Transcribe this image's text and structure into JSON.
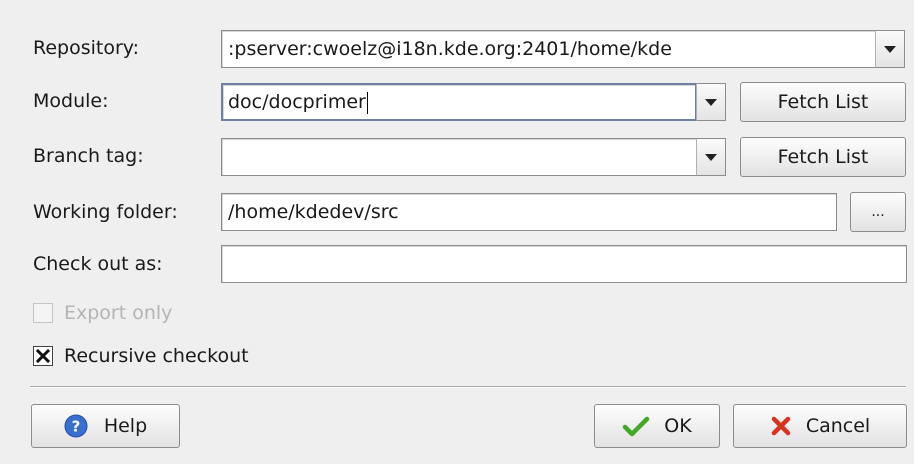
{
  "form": {
    "repository": {
      "label": "Repository:",
      "value": ":pserver:cwoelz@i18n.kde.org:2401/home/kde"
    },
    "module": {
      "label": "Module:",
      "value": "doc/docprimer",
      "fetch_label": "Fetch List"
    },
    "branch_tag": {
      "label": "Branch tag:",
      "value": "",
      "fetch_label": "Fetch List"
    },
    "working_folder": {
      "label": "Working folder:",
      "value": "/home/kdedev/src",
      "browse_label": "..."
    },
    "check_out_as": {
      "label": "Check out as:",
      "value": ""
    },
    "export_only": {
      "label": "Export only",
      "checked": false,
      "disabled": true
    },
    "recursive_checkout": {
      "label": "Recursive checkout",
      "checked": true
    }
  },
  "buttons": {
    "help": "Help",
    "ok": "OK",
    "cancel": "Cancel"
  },
  "colors": {
    "background": "#efefef",
    "help_icon": "#3a6fd0",
    "ok_icon": "#44a827",
    "cancel_icon": "#d8331e"
  },
  "icons": {
    "help": "help-icon",
    "ok": "checkmark-icon",
    "cancel": "cancel-x-icon",
    "dropdown": "chevron-down-icon"
  }
}
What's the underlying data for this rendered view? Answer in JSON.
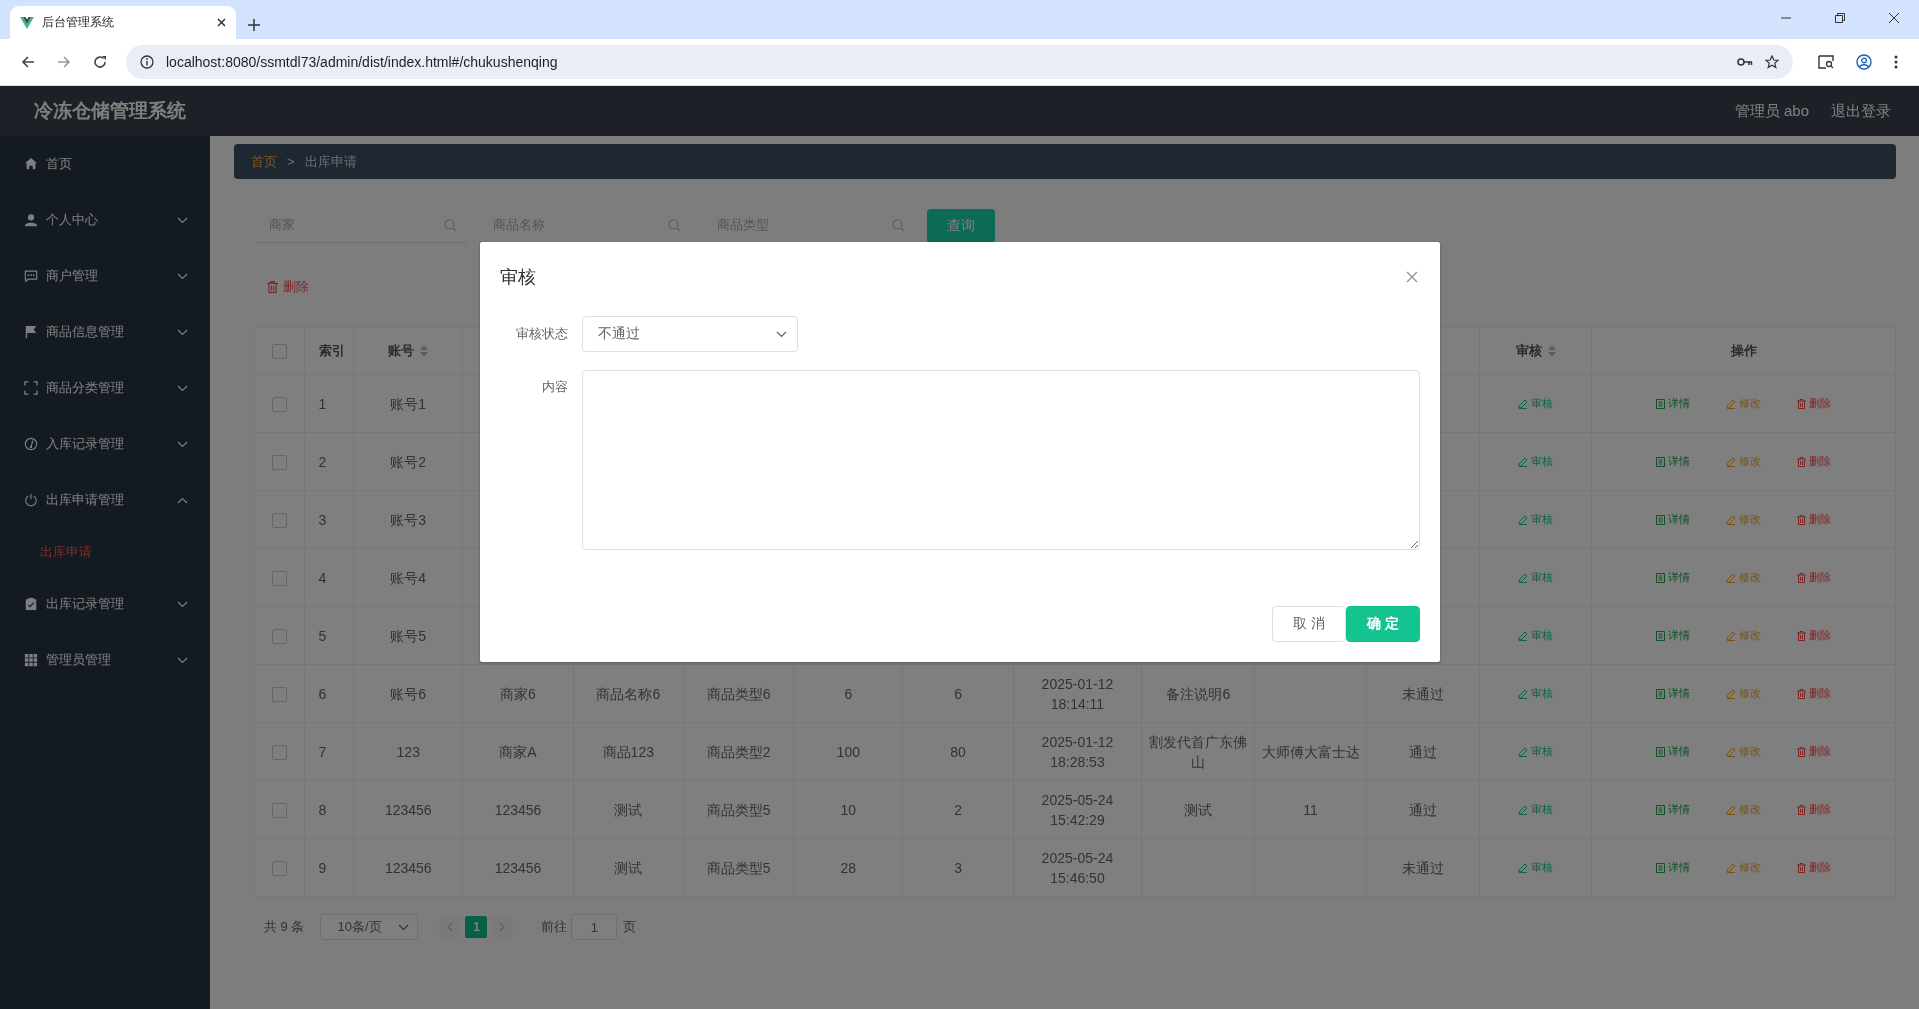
{
  "browser": {
    "tab_title": "后台管理系统",
    "url": "localhost:8080/ssmtdl73/admin/dist/index.html#/chukushenqing"
  },
  "header": {
    "title": "冷冻仓储管理系统",
    "user": "管理员 abo",
    "logout": "退出登录"
  },
  "sidebar": {
    "items": [
      {
        "label": "首页",
        "kind": "link"
      },
      {
        "label": "个人中心",
        "kind": "menu",
        "expanded": false
      },
      {
        "label": "商户管理",
        "kind": "menu",
        "expanded": false
      },
      {
        "label": "商品信息管理",
        "kind": "menu",
        "expanded": false
      },
      {
        "label": "商品分类管理",
        "kind": "menu",
        "expanded": false
      },
      {
        "label": "入库记录管理",
        "kind": "menu",
        "expanded": false
      },
      {
        "label": "出库申请管理",
        "kind": "menu",
        "expanded": true,
        "children": [
          {
            "label": "出库申请",
            "selected": true
          }
        ]
      },
      {
        "label": "出库记录管理",
        "kind": "menu",
        "expanded": false
      },
      {
        "label": "管理员管理",
        "kind": "menu",
        "expanded": false
      }
    ]
  },
  "breadcrumb": {
    "separator": ">",
    "items": [
      {
        "label": "首页",
        "selected": false
      },
      {
        "label": "出库申请",
        "selected": true
      }
    ]
  },
  "search": {
    "fields": [
      {
        "placeholder": "商家"
      },
      {
        "placeholder": "商品名称"
      },
      {
        "placeholder": "商品类型"
      }
    ],
    "button": "查询"
  },
  "toolbar": {
    "delete": "删除"
  },
  "table": {
    "header_checked": false,
    "columns": [
      {
        "label": "索引",
        "sortable": false
      },
      {
        "label": "账号",
        "sortable": true
      }
    ],
    "trailing_columns": [
      {
        "label": "审核",
        "sortable": true
      },
      {
        "label": "操作",
        "sortable": false
      }
    ],
    "rows": [
      {
        "checked": false,
        "cells": [
          "1",
          "账号1"
        ],
        "review": "审核",
        "actions": [
          {
            "kind": "detail",
            "label": "详情"
          },
          {
            "kind": "edit",
            "label": "修改"
          },
          {
            "kind": "delete",
            "label": "删除"
          }
        ]
      },
      {
        "checked": false,
        "cells": [
          "2",
          "账号2"
        ],
        "review": "审核",
        "actions": [
          {
            "kind": "detail",
            "label": "详情"
          },
          {
            "kind": "edit",
            "label": "修改"
          },
          {
            "kind": "delete",
            "label": "删除"
          }
        ]
      },
      {
        "checked": false,
        "cells": [
          "3",
          "账号3"
        ],
        "review": "审核",
        "actions": [
          {
            "kind": "detail",
            "label": "详情"
          },
          {
            "kind": "edit",
            "label": "修改"
          },
          {
            "kind": "delete",
            "label": "删除"
          }
        ]
      },
      {
        "checked": false,
        "cells": [
          "4",
          "账号4"
        ],
        "review": "审核",
        "actions": [
          {
            "kind": "detail",
            "label": "详情"
          },
          {
            "kind": "edit",
            "label": "修改"
          },
          {
            "kind": "delete",
            "label": "删除"
          }
        ]
      },
      {
        "checked": false,
        "cells": [
          "5",
          "账号5"
        ],
        "review": "审核",
        "actions": [
          {
            "kind": "detail",
            "label": "详情"
          },
          {
            "kind": "edit",
            "label": "修改"
          },
          {
            "kind": "delete",
            "label": "删除"
          }
        ]
      },
      {
        "checked": false,
        "cells": [
          "6",
          "账号6",
          "商家6",
          "商品名称6",
          "商品类型6",
          "6",
          "6",
          "2025-01-12 18:14:11",
          "备注说明6"
        ],
        "status": "未通过",
        "review": "审核",
        "actions": [
          {
            "kind": "detail",
            "label": "详情"
          },
          {
            "kind": "edit",
            "label": "修改"
          },
          {
            "kind": "delete",
            "label": "删除"
          }
        ]
      },
      {
        "checked": false,
        "cells": [
          "7",
          "123",
          "商家A",
          "商品123",
          "商品类型2",
          "100",
          "80",
          "2025-01-12 18:28:53",
          "割发代首广东佛山",
          "大师傅大富士达"
        ],
        "status": "通过",
        "review": "审核",
        "actions": [
          {
            "kind": "detail",
            "label": "详情"
          },
          {
            "kind": "edit",
            "label": "修改"
          },
          {
            "kind": "delete",
            "label": "删除"
          }
        ]
      },
      {
        "checked": false,
        "cells": [
          "8",
          "123456",
          "123456",
          "测试",
          "商品类型5",
          "10",
          "2",
          "2025-05-24 15:42:29",
          "测试",
          "11"
        ],
        "status": "通过",
        "review": "审核",
        "actions": [
          {
            "kind": "detail",
            "label": "详情"
          },
          {
            "kind": "edit",
            "label": "修改"
          },
          {
            "kind": "delete",
            "label": "删除"
          }
        ]
      },
      {
        "checked": false,
        "cells": [
          "9",
          "123456",
          "123456",
          "测试",
          "商品类型5",
          "28",
          "3",
          "2025-05-24 15:46:50"
        ],
        "status": "未通过",
        "review": "审核",
        "actions": [
          {
            "kind": "detail",
            "label": "详情"
          },
          {
            "kind": "edit",
            "label": "修改"
          },
          {
            "kind": "delete",
            "label": "删除"
          }
        ]
      }
    ]
  },
  "pagination": {
    "total": "共 9 条",
    "page_size": "10条/页",
    "pages": [
      {
        "label": "1",
        "selected": true
      }
    ],
    "goto_label": "前往",
    "goto_value": "1",
    "goto_suffix": "页"
  },
  "modal": {
    "title": "审核",
    "status_label": "审核状态",
    "status_value": "不通过",
    "content_label": "内容",
    "buttons": [
      {
        "kind": "cancel",
        "label": "取 消"
      },
      {
        "kind": "primary",
        "label": "确 定"
      }
    ]
  }
}
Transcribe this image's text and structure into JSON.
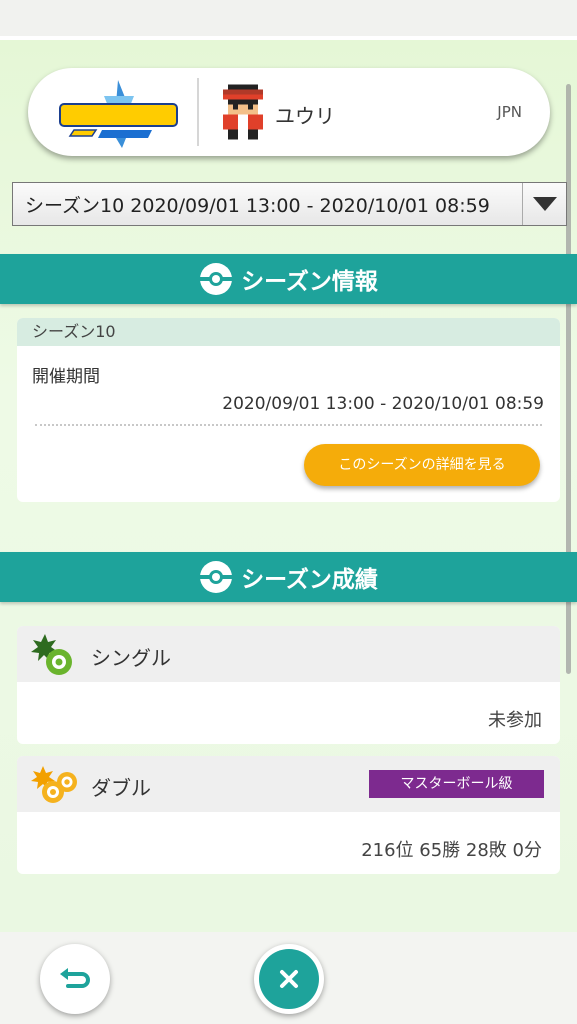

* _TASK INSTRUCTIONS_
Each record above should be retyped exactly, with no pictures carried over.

* _WRITTEN SOLUTION_
Transcribe this image's text and structure into JSON.
{
  "form": {
    "repository": {
      "label": "Repository:",
      "value": ":pserver:cwoelz@i18n.kde.org:2401/home/kde"
    },
    "module": {
      "label": "Module:",
      "value": "doc/docprimer",
      "fetch_label": "Fetch List"
    },
    "branch_tag": {
      "label": "Branch tag:",
      "value": "",
      "fetch_label": "Fetch List"
    },
    "working_folder": {
      "label": "Working folder:",
      "value": "/home/kdedev/src",
      "browse_label": "..."
    },
    "check_out_as": {
      "label": "Check out as:",
      "value": ""
    },
    "export_only": {
      "label": "Export only",
      "checked": false,
      "disabled": true
    },
    "recursive_checkout": {
      "label": "Recursive checkout",
      "checked": true
    }
  },
  "buttons": {
    "help": "Help",
    "ok": "OK",
    "cancel": "Cancel"
  },
  "colors": {
    "background": "#efefef",
    "help_icon": "#3a6fd0",
    "ok_icon": "#44a827",
    "cancel_icon": "#d8331e"
  },
  "icons": {
    "help": "help-icon",
    "ok": "checkmark-icon",
    "cancel": "cancel-x-icon",
    "dropdown": "chevron-down-icon"
  }
}
What's the underlying data for this rendered view? Answer in JSON.
{
  "browser": {
    "tab_title": "后台管理系统",
    "url": "localhost:8080/ssmtdl73/admin/dist/index.html#/chukushenqing"
  },
  "header": {
    "title": "冷冻仓储管理系统",
    "user": "管理员 abo",
    "logout": "退出登录"
  },
  "sidebar": {
    "items": [
      {
        "label": "首页",
        "kind": "link"
      },
      {
        "label": "个人中心",
        "kind": "menu",
        "expanded": false
      },
      {
        "label": "商户管理",
        "kind": "menu",
        "expanded": false
      },
      {
        "label": "商品信息管理",
        "kind": "menu",
        "expanded": false
      },
      {
        "label": "商品分类管理",
        "kind": "menu",
        "expanded": false
      },
      {
        "label": "入库记录管理",
        "kind": "menu",
        "expanded": false
      },
      {
        "label": "出库申请管理",
        "kind": "menu",
        "expanded": true,
        "children": [
          {
            "label": "出库申请",
            "selected": true
          }
        ]
      },
      {
        "label": "出库记录管理",
        "kind": "menu",
        "expanded": false
      },
      {
        "label": "管理员管理",
        "kind": "menu",
        "expanded": false
      }
    ]
  },
  "breadcrumb": {
    "separator": ">",
    "items": [
      {
        "label": "首页",
        "selected": false
      },
      {
        "label": "出库申请",
        "selected": true
      }
    ]
  },
  "search": {
    "fields": [
      {
        "placeholder": "商家"
      },
      {
        "placeholder": "商品名称"
      },
      {
        "placeholder": "商品类型"
      }
    ],
    "button": "查询"
  },
  "toolbar": {
    "delete": "删除"
  },
  "table": {
    "header_checked": false,
    "columns": [
      {
        "label": "索引",
        "sortable": false
      },
      {
        "label": "账号",
        "sortable": true
      }
    ],
    "trailing_columns": [
      {
        "label": "审核",
        "sortable": true
      },
      {
        "label": "操作",
        "sortable": false
      }
    ],
    "rows": [
      {
        "checked": false,
        "cells": [
          "1",
          "账号1"
        ],
        "review": "审核",
        "actions": [
          {
            "kind": "detail",
            "label": "详情"
          },
          {
            "kind": "edit",
            "label": "修改"
          },
          {
            "kind": "delete",
            "label": "删除"
          }
        ]
      },
      {
        "checked": false,
        "cells": [
          "2",
          "账号2"
        ],
        "review": "审核",
        "actions": [
          {
            "kind": "detail",
            "label": "详情"
          },
          {
            "kind": "edit",
            "label": "修改"
          },
          {
            "kind": "delete",
            "label": "删除"
          }
        ]
      },
      {
        "checked": false,
        "cells": [
          "3",
          "账号3"
        ],
        "review": "审核",
        "actions": [
          {
            "kind": "detail",
            "label": "详情"
          },
          {
            "kind": "edit",
            "label": "修改"
          },
          {
            "kind": "delete",
            "label": "删除"
          }
        ]
      },
      {
        "checked": false,
        "cells": [
          "4",
          "账号4"
        ],
        "review": "审核",
        "actions": [
          {
            "kind": "detail",
            "label": "详情"
          },
          {
            "kind": "edit",
            "label": "修改"
          },
          {
            "kind": "delete",
            "label": "删除"
          }
        ]
      },
      {
        "checked": false,
        "cells": [
          "5",
          "账号5"
        ],
        "review": "审核",
        "actions": [
          {
            "kind": "detail",
            "label": "详情"
          },
          {
            "kind": "edit",
            "label": "修改"
          },
          {
            "kind": "delete",
            "label": "删除"
          }
        ]
      },
      {
        "checked": false,
        "cells": [
          "6",
          "账号6",
          "商家6",
          "商品名称6",
          "商品类型6",
          "6",
          "6",
          "2025-01-12 18:14:11",
          "备注说明6"
        ],
        "status": "未通过",
        "review": "审核",
        "actions": [
          {
            "kind": "detail",
            "label": "详情"
          },
          {
            "kind": "edit",
            "label": "修改"
          },
          {
            "kind": "delete",
            "label": "删除"
          }
        ]
      },
      {
        "checked": false,
        "cells": [
          "7",
          "123",
          "商家A",
          "商品123",
          "商品类型2",
          "100",
          "80",
          "2025-01-12 18:28:53",
          "割发代首广东佛山",
          "大师傅大富士达"
        ],
        "status": "通过",
        "review": "审核",
        "actions": [
          {
            "kind": "detail",
            "label": "详情"
          },
          {
            "kind": "edit",
            "label": "修改"
          },
          {
            "kind": "delete",
            "label": "删除"
          }
        ]
      },
      {
        "checked": false,
        "cells": [
          "8",
          "123456",
          "123456",
          "测试",
          "商品类型5",
          "10",
          "2",
          "2025-05-24 15:42:29",
          "测试",
          "11"
        ],
        "status": "通过",
        "review": "审核",
        "actions": [
          {
            "kind": "detail",
            "label": "详情"
          },
          {
            "kind": "edit",
            "label": "修改"
          },
          {
            "kind": "delete",
            "label": "删除"
          }
        ]
      },
      {
        "checked": false,
        "cells": [
          "9",
          "123456",
          "123456",
          "测试",
          "商品类型5",
          "28",
          "3",
          "2025-05-24 15:46:50"
        ],
        "status": "未通过",
        "review": "审核",
        "actions": [
          {
            "kind": "detail",
            "label": "详情"
          },
          {
            "kind": "edit",
            "label": "修改"
          },
          {
            "kind": "delete",
            "label": "删除"
          }
        ]
      }
    ]
  },
  "pagination": {
    "total": "共 9 条",
    "page_size": "10条/页",
    "pages": [
      {
        "label": "1",
        "selected": true
      }
    ],
    "goto_label": "前往",
    "goto_value": "1",
    "goto_suffix": "页"
  },
  "modal": {
    "title": "审核",
    "status_label": "审核状态",
    "status_value": "不通过",
    "content_label": "内容",
    "buttons": [
      {
        "kind": "cancel",
        "label": "取 消"
      },
      {
        "kind": "primary",
        "label": "确 定"
      }
    ]
  }
}
Transcribe this image's text and structure into JSON.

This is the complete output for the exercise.